In the image below, the deceased is accompanied to face final judgement in front of Almighty God “Osiris”, the Great Black. As one faces Osiris to give account, it is one’s greatest hope that one’s heart will be found to be light as a feather and that little, if anything, will be found to condemn one’s behavior among the living on earth. The deceased recites the 42 Maat confessions: “I have not committed sin, I have not committed robbery with violence, I have not stolen, I have not slain men and women…I have not polluted the water…”
The concept of “Nia” or “purpose” for our earthly lives is a fundamental need of our existence. This is why every society has a version of the Maat confessions which serves as its anchor.
Now, let us make a great geographical leap from the African continent to a small island in the Caribbean sea once named Ayiti (Haiti) by its native inhabitants, the Tainos.
On january 1, 1804, Jean Jacques Dessalines, the leader of formerly kidnapped, displaced and enslaved Africans who defeated the armies of Spain, Great Britain and France, to liberate themselves and establish the abolitionist Republic of Hayti warned his fellow countrymen, in these words: “on this solemn day I have brought together those courageous soldiers who, as liberty lay dying, spilled their blood to save it; these generals who have guided your efforts against tyranny have not yet done enough for your happiness; the French name still haunts our land. Everything revives the memories of the cruelties by this barbarous people: our laws, our habits, our towns, everything still carries the stamp of the French. Indeed! There are still French in our island, and you believe yourself free and independent?“.
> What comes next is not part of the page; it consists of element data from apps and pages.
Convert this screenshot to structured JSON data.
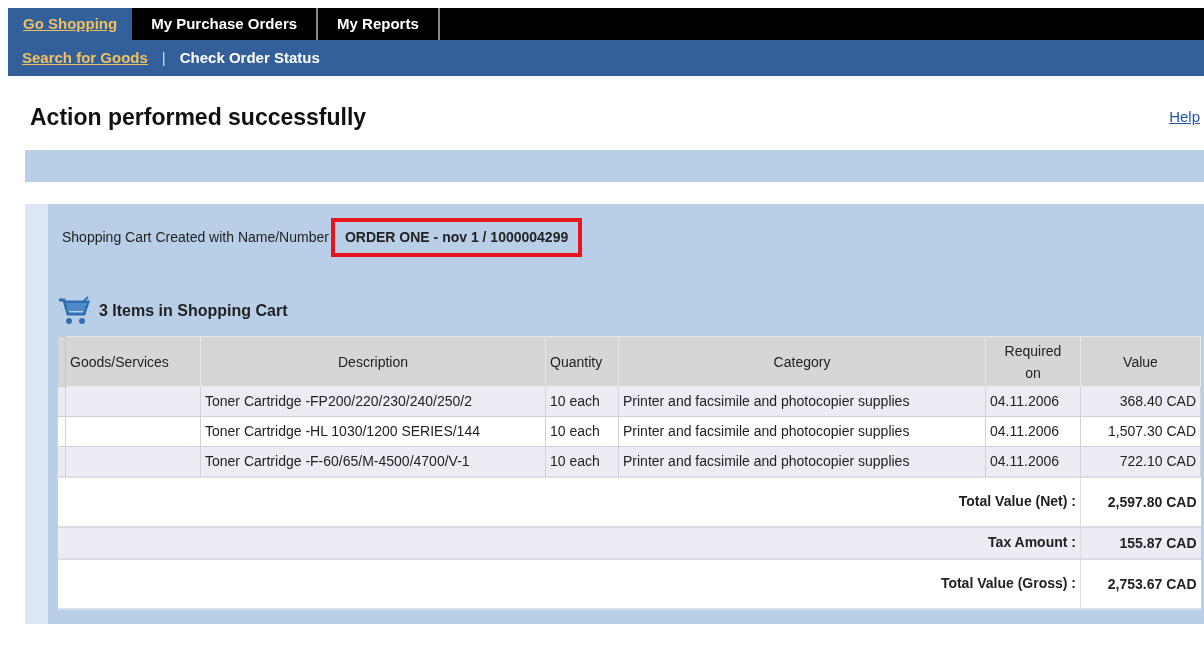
{
  "tabs": [
    {
      "label": "Go Shopping",
      "selected": true
    },
    {
      "label": "My Purchase Orders",
      "selected": false
    },
    {
      "label": "My Reports",
      "selected": false
    }
  ],
  "subnav": [
    {
      "label": "Search for Goods",
      "selected": true
    },
    {
      "label": "Check Order Status",
      "selected": false
    }
  ],
  "subnav_separator": "|",
  "heading": "Action performed successfully",
  "help_link": "Help",
  "confirmation": {
    "label": "Shopping Cart Created with Name/Number",
    "value": "ORDER ONE - nov 1 / 1000004299",
    "highlighted": true
  },
  "cart_title": "3 Items in Shopping Cart",
  "table": {
    "columns": [
      "Goods/Services",
      "Description",
      "Quantity",
      "Category",
      "Required on",
      "Value"
    ],
    "rows": [
      {
        "goods_services": "",
        "description": "Toner Cartridge -FP200/220/230/240/250/2",
        "quantity": "10 each",
        "category": "Printer and facsimile and photocopier supplies",
        "required_on": "04.11.2006",
        "value": "368.40 CAD"
      },
      {
        "goods_services": "",
        "description": "Toner Cartridge -HL 1030/1200 SERIES/144",
        "quantity": "10 each",
        "category": "Printer and facsimile and photocopier supplies",
        "required_on": "04.11.2006",
        "value": "1,507.30 CAD"
      },
      {
        "goods_services": "",
        "description": "Toner Cartridge -F-60/65/M-4500/4700/V-1",
        "quantity": "10 each",
        "category": "Printer and facsimile and photocopier supplies",
        "required_on": "04.11.2006",
        "value": "722.10 CAD"
      }
    ],
    "totals": [
      {
        "label": "Total Value (Net) :",
        "value": "2,597.80 CAD"
      },
      {
        "label": "Tax Amount :",
        "value": "155.87 CAD"
      },
      {
        "label": "Total Value (Gross) :",
        "value": "2,753.67 CAD"
      }
    ]
  }
}
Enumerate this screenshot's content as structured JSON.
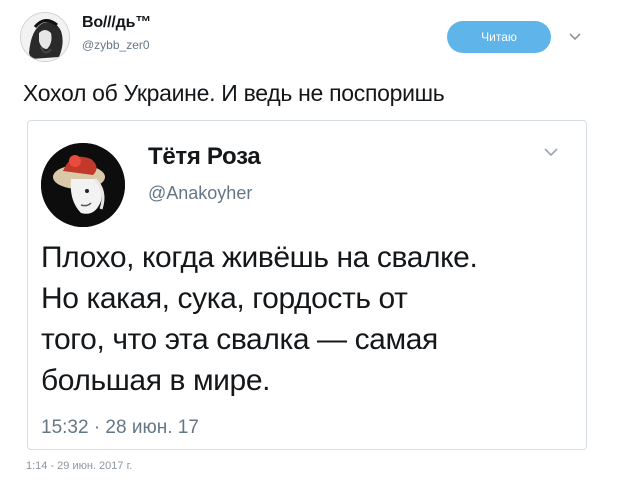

It was evident to Dessalines that the new nation he had just established had a special purpose in the Americas. The responsibility of each son or daughter of Haiti is to embrace this “nia” and work towards its realization and perpetuation on earth. Later, that same year, noting the selfishness of the mulattoes and of some Blacks who were freed earlier, who wanted to inherit the lands left by the European terrorists he had chased out to sea, Dessalines declared: “Why should the sons of the white colonists have property and those whose fathers are in Africa have none?”.
That single statement uttered by Haiti’s founding father is the key to understand the ongoing struggle being waged on the island for the past 213 years. The promises of the Haitian revolution had not yet been fulfilled when the white supremacist world conspired with traitors to assassinate Dessalines on October 17, 1806. From then on, the justice agenda which birthed the nation, was completely abandoned.
As a former Christian who now claims to be completely healed and freed from this superstition, I can no longer relate to the myths of final judgement by some old white male deity who will cast some people to burn in the eternal fires of “hell” and reward some others with eternity in a magical place called “heaven” (a place where they presumably will rejoice listening to bad elevator music played by white angels ?).
That said, as a humanist, I can clearly relate to the need we all have to establish “nia”, a sense of purpose for our lives.
In October 2010, U.N troops that were illegally deployed to Haiti 6 years prior to consolidate a U.S.-backed coup d’État, had contaminated the Artibonite river with improperly disposed feces of cholera-infested soldiers. This act of criminal negligence which the U.N. refuses to remedy constitute a gross violation of basic human rights. It is also a violation of the 34th confession of Maat: “I have not polluted the water”.
Having polluted the water, the United Nations caused illness to over 1 million Haitians and painful death to over 30,000 – all of whom came from the impoverished and black-skin majority; i.e.: those whose fathers were in Africa, on January 1, 1804. Indeed, cholera killed exclusively within this population of the most impoverished because they are the ones who lack access to a most basic resource: clean drinking water.
Many Haitians and foreigners have risen their voices to demand reparations for the victims of U.N. cholera in Haiti. This has been to no avail, thus far.
In December 2017, whether it pertains to inequitable sharing of Haitian lands or reparations due to victims of U.N. cholera, right has not been done to the sons and daughters of Papa Dessalines.
Thus, the single Maat confession I consider essential for all Haitians is to face Dessalines on judgement day and say confidently: “Father, I have done everything in my power to ensure the resources of Ayiti are shared equitably among all of its children, particularly those whose fathers were in Africa, on January 1, 1804”
Hoping we all live very fruitful days in 2018, I bid you perfect “Nia” and a very happy Kwanzaa!